-- TASK DATA follows --

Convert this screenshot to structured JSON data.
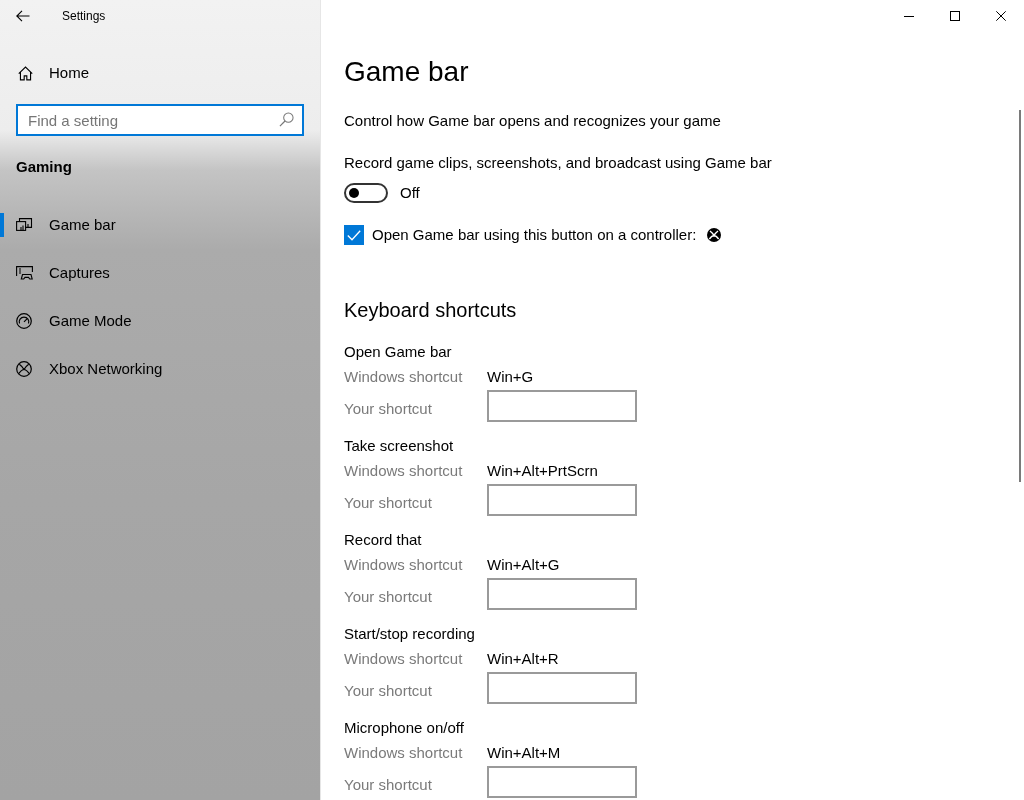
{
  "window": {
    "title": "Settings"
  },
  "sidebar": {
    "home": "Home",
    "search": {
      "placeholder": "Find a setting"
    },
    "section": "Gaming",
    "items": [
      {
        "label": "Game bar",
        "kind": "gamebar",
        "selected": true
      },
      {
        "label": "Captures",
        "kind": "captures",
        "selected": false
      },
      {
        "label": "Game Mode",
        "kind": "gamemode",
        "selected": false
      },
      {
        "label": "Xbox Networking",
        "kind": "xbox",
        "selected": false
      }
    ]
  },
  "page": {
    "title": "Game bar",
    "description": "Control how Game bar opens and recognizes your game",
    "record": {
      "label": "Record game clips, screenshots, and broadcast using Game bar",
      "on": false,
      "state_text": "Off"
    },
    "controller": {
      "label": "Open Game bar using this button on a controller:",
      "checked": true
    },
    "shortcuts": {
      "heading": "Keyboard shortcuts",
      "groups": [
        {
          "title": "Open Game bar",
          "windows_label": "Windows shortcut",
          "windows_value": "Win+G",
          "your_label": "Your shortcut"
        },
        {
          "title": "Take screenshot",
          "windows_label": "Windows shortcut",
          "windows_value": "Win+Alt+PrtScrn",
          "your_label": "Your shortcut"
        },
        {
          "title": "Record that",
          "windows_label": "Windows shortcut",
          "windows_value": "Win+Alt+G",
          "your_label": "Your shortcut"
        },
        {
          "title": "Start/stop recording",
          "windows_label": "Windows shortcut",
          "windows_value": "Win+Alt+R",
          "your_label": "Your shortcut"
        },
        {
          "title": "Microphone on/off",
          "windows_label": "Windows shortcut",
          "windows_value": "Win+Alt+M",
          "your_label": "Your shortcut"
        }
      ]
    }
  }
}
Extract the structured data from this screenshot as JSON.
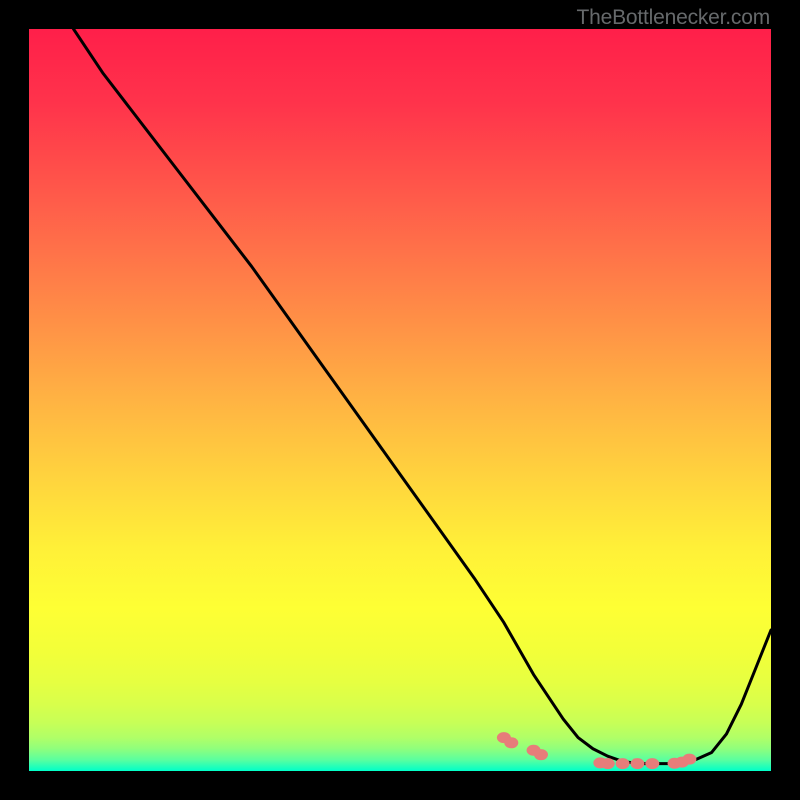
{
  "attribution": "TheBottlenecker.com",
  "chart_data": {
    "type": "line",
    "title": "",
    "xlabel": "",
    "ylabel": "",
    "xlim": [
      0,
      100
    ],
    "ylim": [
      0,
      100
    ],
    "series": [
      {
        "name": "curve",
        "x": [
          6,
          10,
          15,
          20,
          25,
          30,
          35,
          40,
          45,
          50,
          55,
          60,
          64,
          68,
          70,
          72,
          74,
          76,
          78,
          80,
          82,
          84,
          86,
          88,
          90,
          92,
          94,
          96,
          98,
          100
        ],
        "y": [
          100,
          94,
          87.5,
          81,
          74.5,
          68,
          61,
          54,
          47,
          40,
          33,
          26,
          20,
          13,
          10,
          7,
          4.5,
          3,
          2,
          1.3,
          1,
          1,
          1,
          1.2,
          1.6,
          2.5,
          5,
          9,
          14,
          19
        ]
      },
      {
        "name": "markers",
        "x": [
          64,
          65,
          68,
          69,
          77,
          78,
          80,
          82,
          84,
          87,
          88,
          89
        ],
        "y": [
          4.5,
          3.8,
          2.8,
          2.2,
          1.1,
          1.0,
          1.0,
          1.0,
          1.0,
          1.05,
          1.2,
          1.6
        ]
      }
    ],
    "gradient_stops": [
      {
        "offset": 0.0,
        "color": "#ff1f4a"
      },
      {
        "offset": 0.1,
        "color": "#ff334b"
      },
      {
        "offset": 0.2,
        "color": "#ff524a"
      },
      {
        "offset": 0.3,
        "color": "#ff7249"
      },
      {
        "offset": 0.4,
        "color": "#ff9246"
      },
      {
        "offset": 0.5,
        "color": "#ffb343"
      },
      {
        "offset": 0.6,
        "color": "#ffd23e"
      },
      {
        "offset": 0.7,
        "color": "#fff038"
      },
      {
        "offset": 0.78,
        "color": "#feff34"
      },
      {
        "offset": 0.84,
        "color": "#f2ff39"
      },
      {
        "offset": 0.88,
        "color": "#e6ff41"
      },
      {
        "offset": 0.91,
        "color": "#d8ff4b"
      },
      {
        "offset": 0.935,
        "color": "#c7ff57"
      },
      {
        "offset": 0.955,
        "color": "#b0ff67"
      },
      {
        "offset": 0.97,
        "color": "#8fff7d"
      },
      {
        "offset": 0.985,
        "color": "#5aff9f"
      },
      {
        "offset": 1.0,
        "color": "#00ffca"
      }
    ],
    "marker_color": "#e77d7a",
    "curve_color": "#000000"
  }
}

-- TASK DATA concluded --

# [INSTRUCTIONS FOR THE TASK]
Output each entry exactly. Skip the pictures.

# [OUTPUT BELOW]
Convert this screenshot to structured JSON data.
{
  "window": {
    "title": "Settings"
  },
  "sidebar": {
    "home": "Home",
    "search": {
      "placeholder": "Find a setting"
    },
    "section": "Gaming",
    "items": [
      {
        "label": "Game bar",
        "kind": "gamebar",
        "selected": true
      },
      {
        "label": "Captures",
        "kind": "captures",
        "selected": false
      },
      {
        "label": "Game Mode",
        "kind": "gamemode",
        "selected": false
      },
      {
        "label": "Xbox Networking",
        "kind": "xbox",
        "selected": false
      }
    ]
  },
  "page": {
    "title": "Game bar",
    "description": "Control how Game bar opens and recognizes your game",
    "record": {
      "label": "Record game clips, screenshots, and broadcast using Game bar",
      "on": false,
      "state_text": "Off"
    },
    "controller": {
      "label": "Open Game bar using this button on a controller:",
      "checked": true
    },
    "shortcuts": {
      "heading": "Keyboard shortcuts",
      "groups": [
        {
          "title": "Open Game bar",
          "windows_label": "Windows shortcut",
          "windows_value": "Win+G",
          "your_label": "Your shortcut"
        },
        {
          "title": "Take screenshot",
          "windows_label": "Windows shortcut",
          "windows_value": "Win+Alt+PrtScrn",
          "your_label": "Your shortcut"
        },
        {
          "title": "Record that",
          "windows_label": "Windows shortcut",
          "windows_value": "Win+Alt+G",
          "your_label": "Your shortcut"
        },
        {
          "title": "Start/stop recording",
          "windows_label": "Windows shortcut",
          "windows_value": "Win+Alt+R",
          "your_label": "Your shortcut"
        },
        {
          "title": "Microphone on/off",
          "windows_label": "Windows shortcut",
          "windows_value": "Win+Alt+M",
          "your_label": "Your shortcut"
        }
      ]
    }
  }
}
Extract the structured data from this screenshot as JSON.
{
  "attribution": "TheBottlenecker.com",
  "chart_data": {
    "type": "line",
    "title": "",
    "xlabel": "",
    "ylabel": "",
    "xlim": [
      0,
      100
    ],
    "ylim": [
      0,
      100
    ],
    "series": [
      {
        "name": "curve",
        "x": [
          6,
          10,
          15,
          20,
          25,
          30,
          35,
          40,
          45,
          50,
          55,
          60,
          64,
          68,
          70,
          72,
          74,
          76,
          78,
          80,
          82,
          84,
          86,
          88,
          90,
          92,
          94,
          96,
          98,
          100
        ],
        "y": [
          100,
          94,
          87.5,
          81,
          74.5,
          68,
          61,
          54,
          47,
          40,
          33,
          26,
          20,
          13,
          10,
          7,
          4.5,
          3,
          2,
          1.3,
          1,
          1,
          1,
          1.2,
          1.6,
          2.5,
          5,
          9,
          14,
          19
        ]
      },
      {
        "name": "markers",
        "x": [
          64,
          65,
          68,
          69,
          77,
          78,
          80,
          82,
          84,
          87,
          88,
          89
        ],
        "y": [
          4.5,
          3.8,
          2.8,
          2.2,
          1.1,
          1.0,
          1.0,
          1.0,
          1.0,
          1.05,
          1.2,
          1.6
        ]
      }
    ],
    "gradient_stops": [
      {
        "offset": 0.0,
        "color": "#ff1f4a"
      },
      {
        "offset": 0.1,
        "color": "#ff334b"
      },
      {
        "offset": 0.2,
        "color": "#ff524a"
      },
      {
        "offset": 0.3,
        "color": "#ff7249"
      },
      {
        "offset": 0.4,
        "color": "#ff9246"
      },
      {
        "offset": 0.5,
        "color": "#ffb343"
      },
      {
        "offset": 0.6,
        "color": "#ffd23e"
      },
      {
        "offset": 0.7,
        "color": "#fff038"
      },
      {
        "offset": 0.78,
        "color": "#feff34"
      },
      {
        "offset": 0.84,
        "color": "#f2ff39"
      },
      {
        "offset": 0.88,
        "color": "#e6ff41"
      },
      {
        "offset": 0.91,
        "color": "#d8ff4b"
      },
      {
        "offset": 0.935,
        "color": "#c7ff57"
      },
      {
        "offset": 0.955,
        "color": "#b0ff67"
      },
      {
        "offset": 0.97,
        "color": "#8fff7d"
      },
      {
        "offset": 0.985,
        "color": "#5aff9f"
      },
      {
        "offset": 1.0,
        "color": "#00ffca"
      }
    ],
    "marker_color": "#e77d7a",
    "curve_color": "#000000"
  }
}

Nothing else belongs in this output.